[RECORDS FOR THIS EXERCISE]:
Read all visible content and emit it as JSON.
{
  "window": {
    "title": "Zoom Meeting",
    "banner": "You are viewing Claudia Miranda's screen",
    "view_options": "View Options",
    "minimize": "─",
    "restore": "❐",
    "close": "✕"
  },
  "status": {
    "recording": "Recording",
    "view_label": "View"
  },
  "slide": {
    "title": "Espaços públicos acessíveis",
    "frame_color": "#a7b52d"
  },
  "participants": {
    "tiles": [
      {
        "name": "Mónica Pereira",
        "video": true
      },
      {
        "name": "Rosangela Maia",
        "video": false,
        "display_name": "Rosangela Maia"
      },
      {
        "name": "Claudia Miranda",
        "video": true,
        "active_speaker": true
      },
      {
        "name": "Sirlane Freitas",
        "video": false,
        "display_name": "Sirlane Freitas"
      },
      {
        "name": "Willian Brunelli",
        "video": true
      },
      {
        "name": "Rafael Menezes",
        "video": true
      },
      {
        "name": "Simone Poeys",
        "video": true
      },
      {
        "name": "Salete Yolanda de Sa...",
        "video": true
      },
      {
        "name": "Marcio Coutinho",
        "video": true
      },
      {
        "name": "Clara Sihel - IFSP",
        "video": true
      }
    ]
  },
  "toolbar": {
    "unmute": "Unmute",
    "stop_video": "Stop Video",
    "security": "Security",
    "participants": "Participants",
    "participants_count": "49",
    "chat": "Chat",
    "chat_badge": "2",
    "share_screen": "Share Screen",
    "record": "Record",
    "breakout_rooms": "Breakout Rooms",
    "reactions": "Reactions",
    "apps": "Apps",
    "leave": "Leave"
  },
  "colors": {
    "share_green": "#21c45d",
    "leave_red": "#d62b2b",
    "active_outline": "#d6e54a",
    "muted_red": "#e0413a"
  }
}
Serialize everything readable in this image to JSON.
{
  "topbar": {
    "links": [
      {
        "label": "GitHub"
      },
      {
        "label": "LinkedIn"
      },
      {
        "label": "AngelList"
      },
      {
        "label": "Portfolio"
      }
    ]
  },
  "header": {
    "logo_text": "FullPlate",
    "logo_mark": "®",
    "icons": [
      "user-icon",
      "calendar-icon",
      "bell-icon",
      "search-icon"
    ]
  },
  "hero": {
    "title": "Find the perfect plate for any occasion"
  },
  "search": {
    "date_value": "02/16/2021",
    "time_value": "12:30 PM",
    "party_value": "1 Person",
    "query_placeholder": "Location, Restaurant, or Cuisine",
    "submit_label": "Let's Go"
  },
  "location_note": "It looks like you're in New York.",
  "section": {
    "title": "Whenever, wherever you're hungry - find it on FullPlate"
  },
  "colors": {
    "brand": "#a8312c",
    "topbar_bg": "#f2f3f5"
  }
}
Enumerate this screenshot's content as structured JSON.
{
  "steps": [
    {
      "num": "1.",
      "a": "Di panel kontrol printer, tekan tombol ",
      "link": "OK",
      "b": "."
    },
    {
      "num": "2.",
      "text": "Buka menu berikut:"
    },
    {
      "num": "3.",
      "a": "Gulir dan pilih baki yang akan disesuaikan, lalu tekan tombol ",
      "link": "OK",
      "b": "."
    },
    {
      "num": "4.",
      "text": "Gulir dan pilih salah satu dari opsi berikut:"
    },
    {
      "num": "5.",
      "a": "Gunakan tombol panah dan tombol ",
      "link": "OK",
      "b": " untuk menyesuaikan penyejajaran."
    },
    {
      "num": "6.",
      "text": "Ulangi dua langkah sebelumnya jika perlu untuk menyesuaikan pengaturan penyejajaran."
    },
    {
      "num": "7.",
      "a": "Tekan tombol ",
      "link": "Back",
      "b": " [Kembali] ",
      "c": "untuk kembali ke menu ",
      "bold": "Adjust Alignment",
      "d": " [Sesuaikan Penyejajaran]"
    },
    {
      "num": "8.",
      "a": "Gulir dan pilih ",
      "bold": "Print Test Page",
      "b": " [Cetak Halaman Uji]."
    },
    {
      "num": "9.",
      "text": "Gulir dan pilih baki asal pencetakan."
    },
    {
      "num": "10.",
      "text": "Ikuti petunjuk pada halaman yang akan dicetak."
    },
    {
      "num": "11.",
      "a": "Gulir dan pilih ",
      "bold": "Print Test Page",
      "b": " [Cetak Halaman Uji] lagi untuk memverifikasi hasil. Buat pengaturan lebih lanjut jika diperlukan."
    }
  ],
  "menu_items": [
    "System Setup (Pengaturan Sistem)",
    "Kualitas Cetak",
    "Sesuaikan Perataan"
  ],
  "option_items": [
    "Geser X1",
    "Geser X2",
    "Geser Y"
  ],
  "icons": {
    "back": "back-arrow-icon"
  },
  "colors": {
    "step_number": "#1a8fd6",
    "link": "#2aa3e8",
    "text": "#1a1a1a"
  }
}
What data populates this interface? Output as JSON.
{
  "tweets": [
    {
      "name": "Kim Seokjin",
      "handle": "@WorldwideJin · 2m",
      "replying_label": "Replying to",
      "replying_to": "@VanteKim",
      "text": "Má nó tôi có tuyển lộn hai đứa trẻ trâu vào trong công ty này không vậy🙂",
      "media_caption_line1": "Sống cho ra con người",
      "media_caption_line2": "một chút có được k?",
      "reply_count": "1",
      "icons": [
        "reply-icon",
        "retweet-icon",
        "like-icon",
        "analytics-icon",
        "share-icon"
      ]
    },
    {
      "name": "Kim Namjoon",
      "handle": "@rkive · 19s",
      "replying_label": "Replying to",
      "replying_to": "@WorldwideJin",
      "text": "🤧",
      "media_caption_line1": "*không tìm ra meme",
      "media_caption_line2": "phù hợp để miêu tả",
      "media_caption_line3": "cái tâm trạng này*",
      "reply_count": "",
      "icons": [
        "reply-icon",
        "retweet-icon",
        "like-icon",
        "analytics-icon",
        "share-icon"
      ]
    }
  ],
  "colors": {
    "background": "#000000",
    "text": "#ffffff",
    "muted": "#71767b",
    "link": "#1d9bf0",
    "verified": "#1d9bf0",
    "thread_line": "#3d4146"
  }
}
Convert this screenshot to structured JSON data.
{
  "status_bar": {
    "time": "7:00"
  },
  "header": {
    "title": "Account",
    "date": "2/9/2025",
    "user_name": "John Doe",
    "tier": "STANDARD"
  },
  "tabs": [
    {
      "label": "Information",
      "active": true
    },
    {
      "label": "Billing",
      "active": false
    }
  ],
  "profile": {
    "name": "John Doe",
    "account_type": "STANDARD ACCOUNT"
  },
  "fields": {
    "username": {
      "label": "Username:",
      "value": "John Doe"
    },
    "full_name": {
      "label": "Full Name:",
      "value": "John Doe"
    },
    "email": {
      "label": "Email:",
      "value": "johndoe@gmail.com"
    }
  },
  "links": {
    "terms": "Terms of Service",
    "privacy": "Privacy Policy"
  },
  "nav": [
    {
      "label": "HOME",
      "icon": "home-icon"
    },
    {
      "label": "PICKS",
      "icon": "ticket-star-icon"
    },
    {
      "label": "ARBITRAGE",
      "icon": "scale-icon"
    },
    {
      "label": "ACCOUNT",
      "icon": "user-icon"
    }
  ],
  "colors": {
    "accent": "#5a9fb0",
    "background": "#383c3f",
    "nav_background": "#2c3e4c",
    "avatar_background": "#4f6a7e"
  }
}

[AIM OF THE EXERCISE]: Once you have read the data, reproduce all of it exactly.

[EXPECTED ANSWER]:
Read all visible content and emit it as JSON.
{
  "window": {
    "title": "Zoom Meeting",
    "banner": "You are viewing Claudia Miranda's screen",
    "view_options": "View Options",
    "minimize": "─",
    "restore": "❐",
    "close": "✕"
  },
  "status": {
    "recording": "Recording",
    "view_label": "View"
  },
  "slide": {
    "title": "Espaços públicos acessíveis",
    "frame_color": "#a7b52d"
  },
  "participants": {
    "tiles": [
      {
        "name": "Mónica Pereira",
        "video": true
      },
      {
        "name": "Rosangela Maia",
        "video": false,
        "display_name": "Rosangela Maia"
      },
      {
        "name": "Claudia Miranda",
        "video": true,
        "active_speaker": true
      },
      {
        "name": "Sirlane Freitas",
        "video": false,
        "display_name": "Sirlane Freitas"
      },
      {
        "name": "Willian Brunelli",
        "video": true
      },
      {
        "name": "Rafael Menezes",
        "video": true
      },
      {
        "name": "Simone Poeys",
        "video": true
      },
      {
        "name": "Salete Yolanda de Sa...",
        "video": true
      },
      {
        "name": "Marcio Coutinho",
        "video": true
      },
      {
        "name": "Clara Sihel - IFSP",
        "video": true
      }
    ]
  },
  "toolbar": {
    "unmute": "Unmute",
    "stop_video": "Stop Video",
    "security": "Security",
    "participants": "Participants",
    "participants_count": "49",
    "chat": "Chat",
    "chat_badge": "2",
    "share_screen": "Share Screen",
    "record": "Record",
    "breakout_rooms": "Breakout Rooms",
    "reactions": "Reactions",
    "apps": "Apps",
    "leave": "Leave"
  },
  "colors": {
    "share_green": "#21c45d",
    "leave_red": "#d62b2b",
    "active_outline": "#d6e54a",
    "muted_red": "#e0413a"
  }
}
Serialize everything readable in this image to JSON.
{
  "topbar": {
    "links": [
      {
        "label": "GitHub"
      },
      {
        "label": "LinkedIn"
      },
      {
        "label": "AngelList"
      },
      {
        "label": "Portfolio"
      }
    ]
  },
  "header": {
    "logo_text": "FullPlate",
    "logo_mark": "®",
    "icons": [
      "user-icon",
      "calendar-icon",
      "bell-icon",
      "search-icon"
    ]
  },
  "hero": {
    "title": "Find the perfect plate for any occasion"
  },
  "search": {
    "date_value": "02/16/2021",
    "time_value": "12:30 PM",
    "party_value": "1 Person",
    "query_placeholder": "Location, Restaurant, or Cuisine",
    "submit_label": "Let's Go"
  },
  "location_note": "It looks like you're in New York.",
  "section": {
    "title": "Whenever, wherever you're hungry - find it on FullPlate"
  },
  "colors": {
    "brand": "#a8312c",
    "topbar_bg": "#f2f3f5"
  }
}
Enumerate this screenshot's content as structured JSON.
{
  "steps": [
    {
      "num": "1.",
      "a": "Di panel kontrol printer, tekan tombol ",
      "link": "OK",
      "b": "."
    },
    {
      "num": "2.",
      "text": "Buka menu berikut:"
    },
    {
      "num": "3.",
      "a": "Gulir dan pilih baki yang akan disesuaikan, lalu tekan tombol ",
      "link": "OK",
      "b": "."
    },
    {
      "num": "4.",
      "text": "Gulir dan pilih salah satu dari opsi berikut:"
    },
    {
      "num": "5.",
      "a": "Gunakan tombol panah dan tombol ",
      "link": "OK",
      "b": " untuk menyesuaikan penyejajaran."
    },
    {
      "num": "6.",
      "text": "Ulangi dua langkah sebelumnya jika perlu untuk menyesuaikan pengaturan penyejajaran."
    },
    {
      "num": "7.",
      "a": "Tekan tombol ",
      "link": "Back",
      "b": " [Kembali] ",
      "c": "untuk kembali ke menu ",
      "bold": "Adjust Alignment",
      "d": " [Sesuaikan Penyejajaran]"
    },
    {
      "num": "8.",
      "a": "Gulir dan pilih ",
      "bold": "Print Test Page",
      "b": " [Cetak Halaman Uji]."
    },
    {
      "num": "9.",
      "text": "Gulir dan pilih baki asal pencetakan."
    },
    {
      "num": "10.",
      "text": "Ikuti petunjuk pada halaman yang akan dicetak."
    },
    {
      "num": "11.",
      "a": "Gulir dan pilih ",
      "bold": "Print Test Page",
      "b": " [Cetak Halaman Uji] lagi untuk memverifikasi hasil. Buat pengaturan lebih lanjut jika diperlukan."
    }
  ],
  "menu_items": [
    "System Setup (Pengaturan Sistem)",
    "Kualitas Cetak",
    "Sesuaikan Perataan"
  ],
  "option_items": [
    "Geser X1",
    "Geser X2",
    "Geser Y"
  ],
  "icons": {
    "back": "back-arrow-icon"
  },
  "colors": {
    "step_number": "#1a8fd6",
    "link": "#2aa3e8",
    "text": "#1a1a1a"
  }
}
What data populates this interface? Output as JSON.
{
  "tweets": [
    {
      "name": "Kim Seokjin",
      "handle": "@WorldwideJin · 2m",
      "replying_label": "Replying to",
      "replying_to": "@VanteKim",
      "text": "Má nó tôi có tuyển lộn hai đứa trẻ trâu vào trong công ty này không vậy🙂",
      "media_caption_line1": "Sống cho ra con người",
      "media_caption_line2": "một chút có được k?",
      "reply_count": "1",
      "icons": [
        "reply-icon",
        "retweet-icon",
        "like-icon",
        "analytics-icon",
        "share-icon"
      ]
    },
    {
      "name": "Kim Namjoon",
      "handle": "@rkive · 19s",
      "replying_label": "Replying to",
      "replying_to": "@WorldwideJin",
      "text": "🤧",
      "media_caption_line1": "*không tìm ra meme",
      "media_caption_line2": "phù hợp để miêu tả",
      "media_caption_line3": "cái tâm trạng này*",
      "reply_count": "",
      "icons": [
        "reply-icon",
        "retweet-icon",
        "like-icon",
        "analytics-icon",
        "share-icon"
      ]
    }
  ],
  "colors": {
    "background": "#000000",
    "text": "#ffffff",
    "muted": "#71767b",
    "link": "#1d9bf0",
    "verified": "#1d9bf0",
    "thread_line": "#3d4146"
  }
}
Convert this screenshot to structured JSON data.
{
  "status_bar": {
    "time": "7:00"
  },
  "header": {
    "title": "Account",
    "date": "2/9/2025",
    "user_name": "John Doe",
    "tier": "STANDARD"
  },
  "tabs": [
    {
      "label": "Information",
      "active": true
    },
    {
      "label": "Billing",
      "active": false
    }
  ],
  "profile": {
    "name": "John Doe",
    "account_type": "STANDARD ACCOUNT"
  },
  "fields": {
    "username": {
      "label": "Username:",
      "value": "John Doe"
    },
    "full_name": {
      "label": "Full Name:",
      "value": "John Doe"
    },
    "email": {
      "label": "Email:",
      "value": "johndoe@gmail.com"
    }
  },
  "links": {
    "terms": "Terms of Service",
    "privacy": "Privacy Policy"
  },
  "nav": [
    {
      "label": "HOME",
      "icon": "home-icon"
    },
    {
      "label": "PICKS",
      "icon": "ticket-star-icon"
    },
    {
      "label": "ARBITRAGE",
      "icon": "scale-icon"
    },
    {
      "label": "ACCOUNT",
      "icon": "user-icon"
    }
  ],
  "colors": {
    "accent": "#5a9fb0",
    "background": "#383c3f",
    "nav_background": "#2c3e4c",
    "avatar_background": "#4f6a7e"
  }
}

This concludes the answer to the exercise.